(Supplied records begins)

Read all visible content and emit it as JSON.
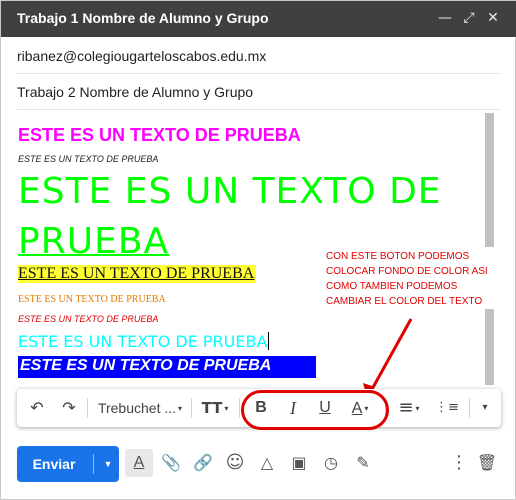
{
  "window": {
    "title": "Trabajo 1 Nombre de Alumno y Grupo",
    "minimize_glyph": "—",
    "popout_glyph": "⤢",
    "close_glyph": "✕"
  },
  "fields": {
    "to": "ribanez@colegiougarteloscabos.edu.mx",
    "subject_prefix": "Trabajo ",
    "subject_number": "2",
    "subject_suffix": " Nombre  de Alumno y Grupo"
  },
  "body": {
    "lines": [
      "ESTE ES UN TEXTO DE PRUEBA",
      "ESTE ES UN TEXTO DE PRUEBA",
      "ESTE ES UN TEXTO DE",
      "PRUEBA ",
      "ESTE ES UN TEXTO DE PRUEBA",
      "ESTE ES UN TEXTO DE PRUEBA",
      "ESTE ES UN TEXTO DE PRUEBA",
      "ESTE ES UN TEXTO DE PRUEBA",
      "ESTE ES UN TEXTO DE PRUEBA"
    ]
  },
  "annotation": {
    "lines": [
      "CON ESTE BOTON PODEMOS",
      "COLOCAR FONDO DE COLOR ASI",
      "COMO TAMBIEN PODEMOS",
      "CAMBIAR EL COLOR DEL TEXTO"
    ],
    "color": "#e00000"
  },
  "toolbar": {
    "undo_glyph": "↶",
    "redo_glyph": "↷",
    "font_name": "Trebuchet ...",
    "size_glyph": "TT",
    "bold_glyph": "B",
    "italic_glyph": "I",
    "underline_glyph": "U",
    "text_color_glyph": "A",
    "align_glyph": "≡",
    "numbered_list_glyph": "⋮≡",
    "dropdown_glyph": "▾"
  },
  "bottom": {
    "send_label": "Enviar",
    "send_dropdown_glyph": "▼",
    "format_glyph": "A",
    "attach_glyph": "📎",
    "link_glyph": "🔗",
    "emoji_glyph": "☺",
    "drive_glyph": "△",
    "photo_glyph": "▣",
    "confidential_glyph": "◷",
    "signature_glyph": "✎",
    "more_glyph": "⋮",
    "delete_glyph": "🗑"
  },
  "colors": {
    "titlebar": "#404040",
    "accent": "#1a73e8",
    "magenta": "#ff00ff",
    "green": "#00ff00",
    "yellow": "#ffff33",
    "orange": "#e07b00",
    "red": "#e00000",
    "cyan": "#00ffff",
    "blue": "#0000ff"
  }
}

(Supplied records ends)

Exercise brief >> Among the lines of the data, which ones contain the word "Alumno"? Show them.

Task answer >>
    "title": "Trabajo 1 Nombre de Alumno y Grupo",
    "subject_suffix": " Nombre  de Alumno y Grupo"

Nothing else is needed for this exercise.